- What you have to do -
Scan the records for the word "Legal". Return each line where it is found.

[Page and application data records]
★ ★ ★
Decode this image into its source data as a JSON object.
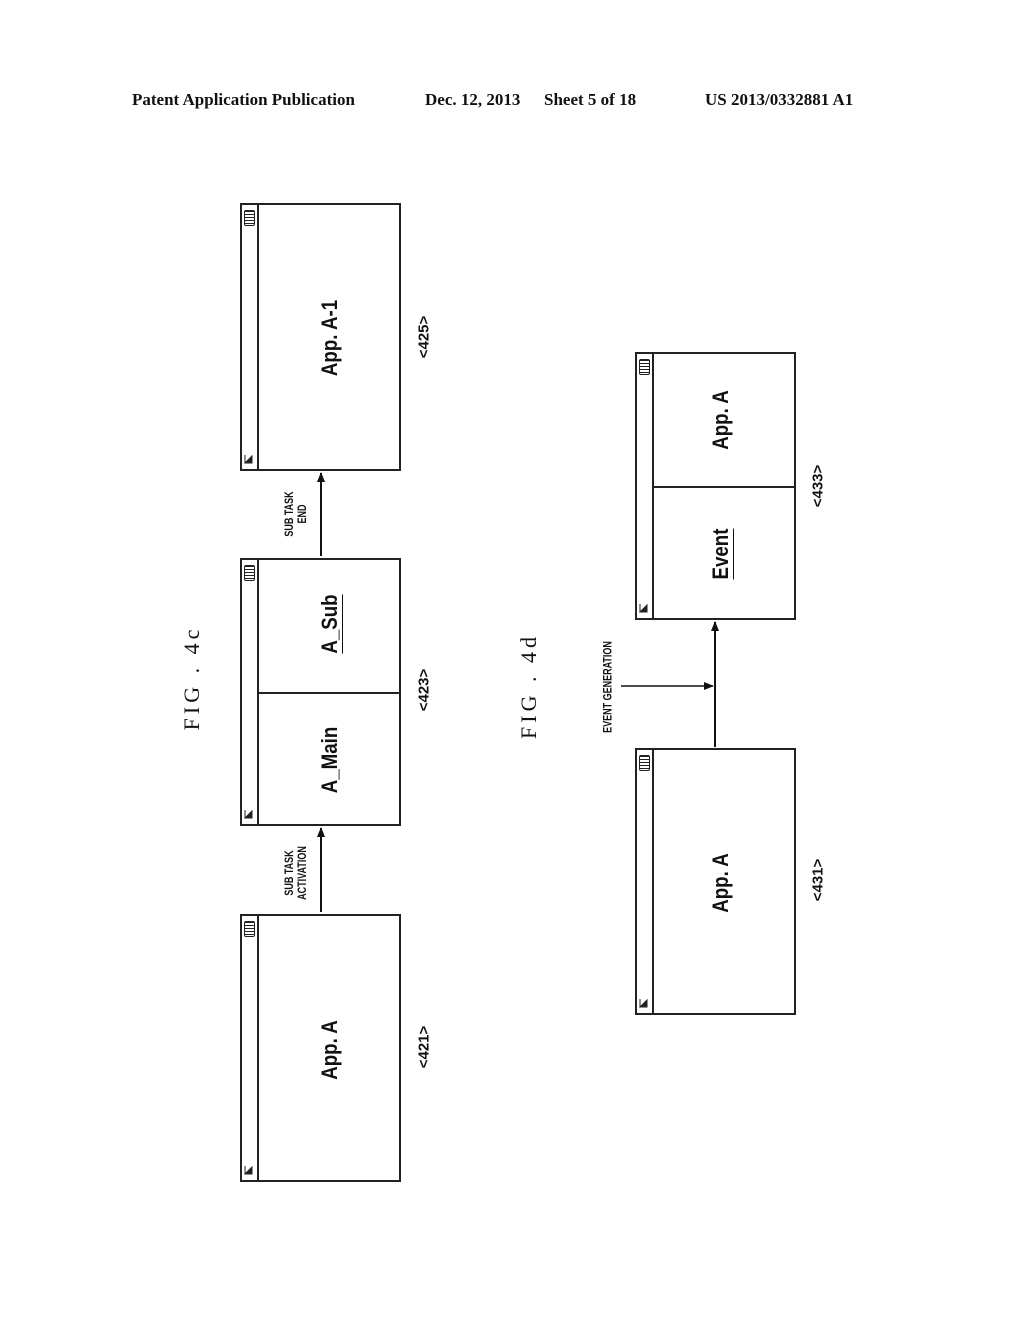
{
  "header": {
    "publication_type": "Patent Application Publication",
    "date": "Dec. 12, 2013",
    "sheet": "Sheet 5 of 18",
    "patent_number": "US 2013/0332881 A1"
  },
  "figures": [
    {
      "caption": "FIG . 4c",
      "screens": [
        {
          "ref": "<421>",
          "panes": [
            "App. A"
          ]
        },
        {
          "ref": "<423>",
          "panes": [
            "A_Main",
            "A_Sub"
          ],
          "underlined_pane": "A_Sub"
        },
        {
          "ref": "<425>",
          "panes": [
            "App. A-1"
          ]
        }
      ],
      "transitions": [
        {
          "from": "<421>",
          "to": "<423>",
          "label_line1": "SUB TASK",
          "label_line2": "ACTIVATION"
        },
        {
          "from": "<423>",
          "to": "<425>",
          "label_line1": "SUB TASK",
          "label_line2": "END"
        }
      ]
    },
    {
      "caption": "FIG . 4d",
      "screens": [
        {
          "ref": "<431>",
          "panes": [
            "App. A"
          ]
        },
        {
          "ref": "<433>",
          "panes": [
            "Event",
            "App. A"
          ],
          "underlined_pane": "Event"
        }
      ],
      "transitions": [
        {
          "from": "<431>",
          "to": "<433>",
          "label": "EVENT GENERATION"
        }
      ]
    }
  ],
  "icons": {
    "status_left": "signal-icon",
    "status_right": "battery-icon"
  }
}
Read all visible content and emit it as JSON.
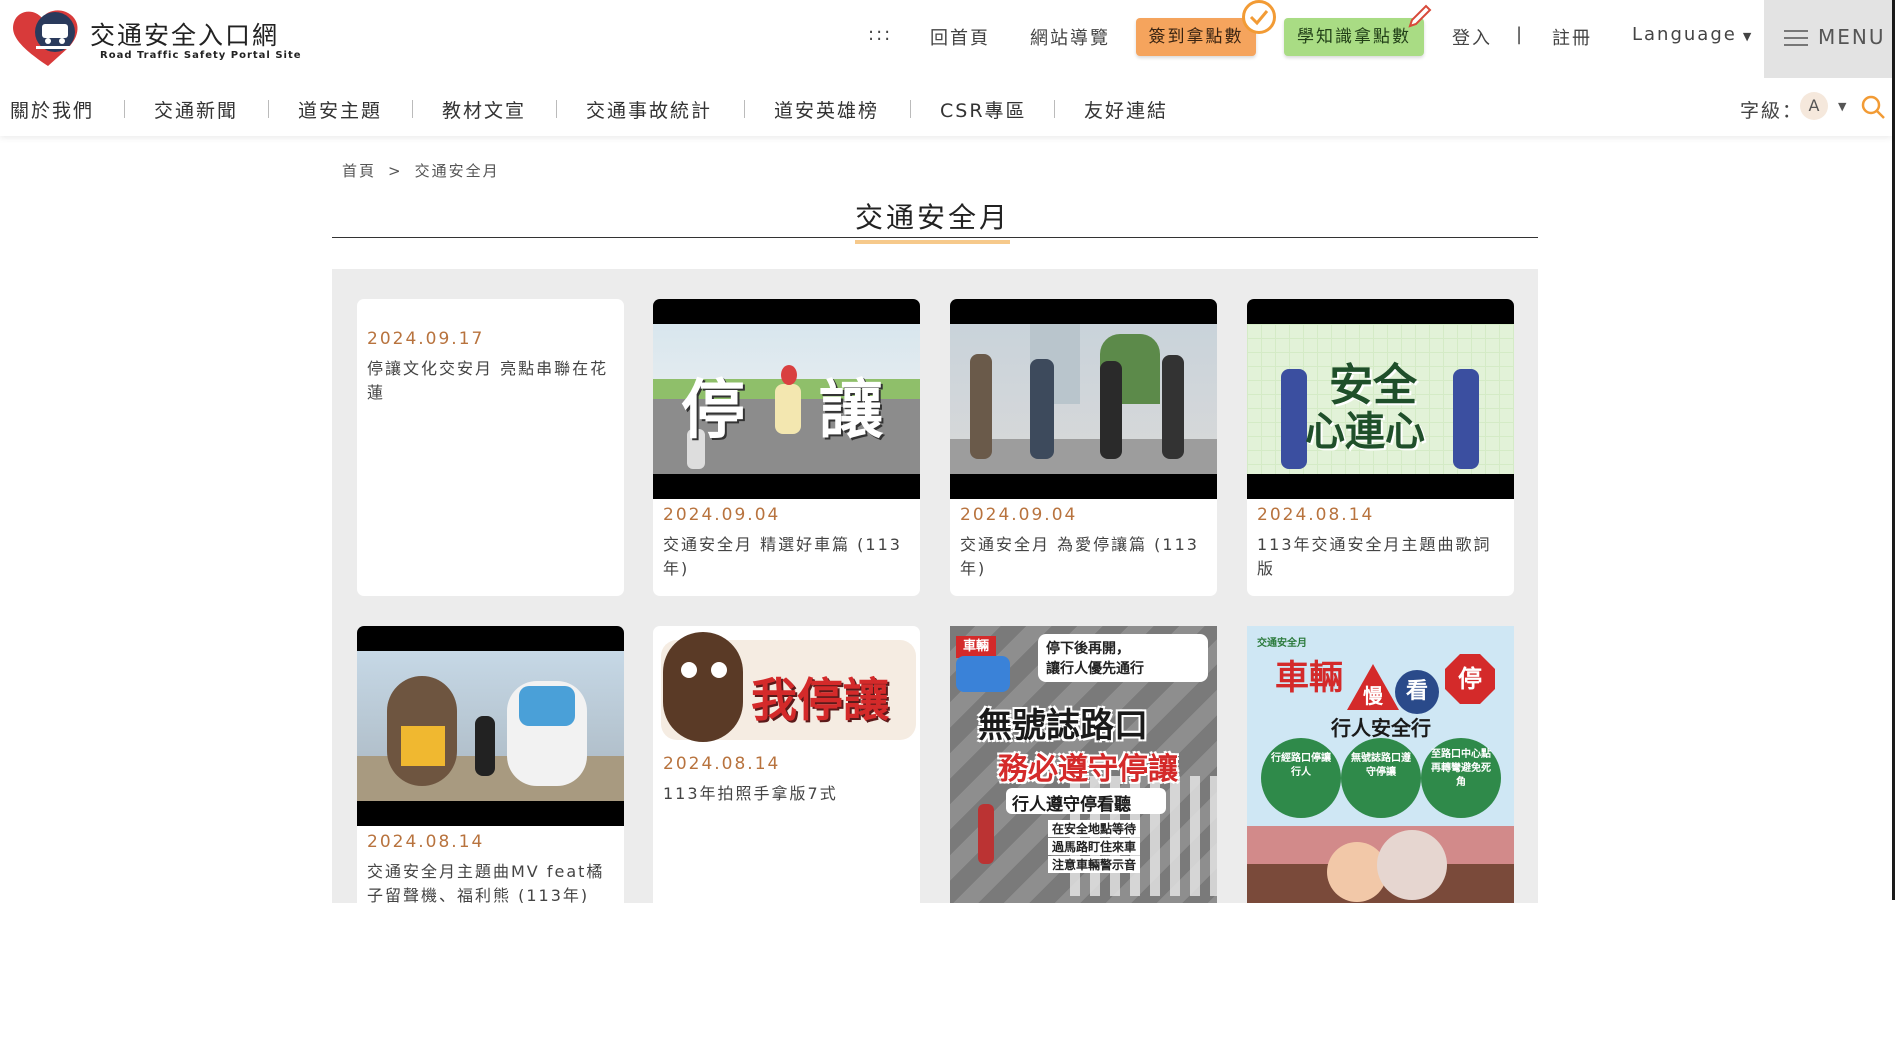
{
  "site": {
    "title": "交通安全入口網",
    "subtitle": "Road Traffic Safety Portal Site",
    "logo_mark": "道安"
  },
  "topnav": {
    "accessibility": ":::",
    "home": "回首頁",
    "sitemap": "網站導覽",
    "checkin_points": "簽到拿點數",
    "learn_points": "學知識拿點數",
    "login": "登入",
    "divider": "|",
    "register": "註冊",
    "language": "Language",
    "menu": "MENU"
  },
  "mainnav": {
    "items": [
      "關於我們",
      "交通新聞",
      "道安主題",
      "教材文宣",
      "交通事故統計",
      "道安英雄榜",
      "CSR專區",
      "友好連結"
    ],
    "fontsize_label": "字級：",
    "fontsize_value": "A"
  },
  "breadcrumb": {
    "home": "首頁",
    "separator": ">",
    "current": "交通安全月"
  },
  "page": {
    "title": "交通安全月"
  },
  "cards": [
    {
      "date": "2024.09.17",
      "text": "停讓文化交安月 亮點串聯在花蓮"
    },
    {
      "date": "2024.09.04",
      "text": "交通安全月 精選好車篇 (113年)",
      "thumb_text_1": "停",
      "thumb_text_2": "讓"
    },
    {
      "date": "2024.09.04",
      "text": "交通安全月 為愛停讓篇 (113年)"
    },
    {
      "date": "2024.08.14",
      "text": "113年交通安全月主題曲歌詞版",
      "thumb_text_1": "安全",
      "thumb_text_2": "心連心"
    },
    {
      "date": "2024.08.14",
      "text": "交通安全月主題曲MV feat橘子留聲機、福利熊 (113年)"
    },
    {
      "date": "2024.08.14",
      "text": "113年拍照手拿版7式",
      "thumb_text_1": "我停讓"
    },
    {
      "thumb_tag": "車輛",
      "thumb_line_1": "停下後再開，",
      "thumb_line_2": "讓行人優先通行",
      "thumb_big_1": "無號誌路口",
      "thumb_big_2": "務必遵守停讓",
      "thumb_sub": "行人遵守停看聽",
      "thumb_checks": [
        "在安全地點等待",
        "過馬路盯住來車",
        "注意車輛警示音"
      ]
    },
    {
      "thumb_small": "交通安全月",
      "thumb_big_1": "車輛",
      "thumb_big_2": "慢",
      "thumb_big_3": "看",
      "thumb_big_4": "停",
      "thumb_sub": "行人安全行",
      "thumb_circles": [
        "行經路口停讓行人",
        "無號誌路口遵守停讓",
        "至路口中心點再轉彎避免死角"
      ]
    }
  ],
  "colors": {
    "accent_orange": "#f5a45d",
    "accent_green": "#a9dc84",
    "date_color": "#b8733e",
    "title_underline": "#f6c98b"
  }
}
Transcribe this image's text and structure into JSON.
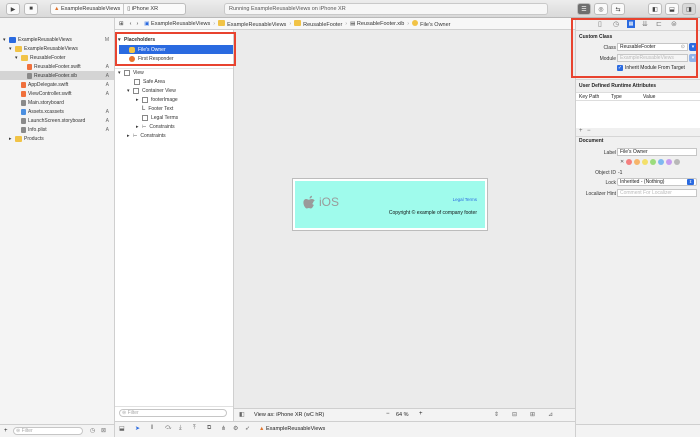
{
  "toolbar": {
    "scheme": "ExampleReusableViews",
    "device": "iPhone XR",
    "status": "Running ExampleReusableViews on iPhone XR"
  },
  "jumpbar": {
    "crumbs": [
      "ExampleReusableViews",
      "ExampleReusableViews",
      "ReusableFooter",
      "ReusableFooter.xib",
      "File's Owner"
    ]
  },
  "navigator": {
    "items": [
      {
        "label": "ExampleReusableViews",
        "badge": "M"
      },
      {
        "label": "ExampleReusableViews",
        "badge": ""
      },
      {
        "label": "ReusableFooter",
        "badge": ""
      },
      {
        "label": "ReusableFooter.swift",
        "badge": "A"
      },
      {
        "label": "ReusableFooter.xib",
        "badge": "A"
      },
      {
        "label": "AppDelegate.swift",
        "badge": "A"
      },
      {
        "label": "ViewController.swift",
        "badge": "A"
      },
      {
        "label": "Main.storyboard",
        "badge": ""
      },
      {
        "label": "Assets.xcassets",
        "badge": "A"
      },
      {
        "label": "LaunchScreen.storyboard",
        "badge": "A"
      },
      {
        "label": "Info.plist",
        "badge": "A"
      },
      {
        "label": "Products",
        "badge": ""
      }
    ],
    "filter_placeholder": "Filter"
  },
  "outline": {
    "placeholders_header": "Placeholders",
    "files_owner": "File's Owner",
    "first_responder": "First Responder",
    "view": "View",
    "safe_area": "Safe Area",
    "container_view": "Container View",
    "footer_image": "footerImage",
    "footer_text": "Footer Text",
    "legal_terms": "Legal Terms",
    "constraints_inner": "Constraints",
    "constraints": "Constraints",
    "filter_placeholder": "Filter"
  },
  "canvas": {
    "ios_text": "iOS",
    "legal_link": "Legal Terms",
    "copyright": "Copyright © example of company footer",
    "view_as": "View as: iPhone XR (wC hR)",
    "zoom": "64 %"
  },
  "inspector": {
    "custom_class_title": "Custom Class",
    "class_label": "Class",
    "class_value": "ReusableFooter",
    "module_label": "Module",
    "module_placeholder": "ExampleReusableViews",
    "inherit_label": "Inherit Module From Target",
    "udra_title": "User Defined Runtime Attributes",
    "col_keypath": "Key Path",
    "col_type": "Type",
    "col_value": "Value",
    "document_title": "Document",
    "label_label": "Label",
    "label_value": "File's Owner",
    "objectid_label": "Object ID",
    "objectid_value": "-1",
    "lock_label": "Lock",
    "lock_value": "Inherited - (Nothing)",
    "localizer_label": "Localizer Hint",
    "localizer_placeholder": "Comment For Localizer"
  },
  "colors": {
    "accent": "#2a6ae0",
    "highlight": "#e8432f",
    "footer_bg": "#9ffbec"
  },
  "bottom": {
    "breadcrumb": "ExampleReusableViews"
  }
}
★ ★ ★
- Problem solution -
    "legal_terms": "Legal Terms",
    "legal_link": "Legal Terms",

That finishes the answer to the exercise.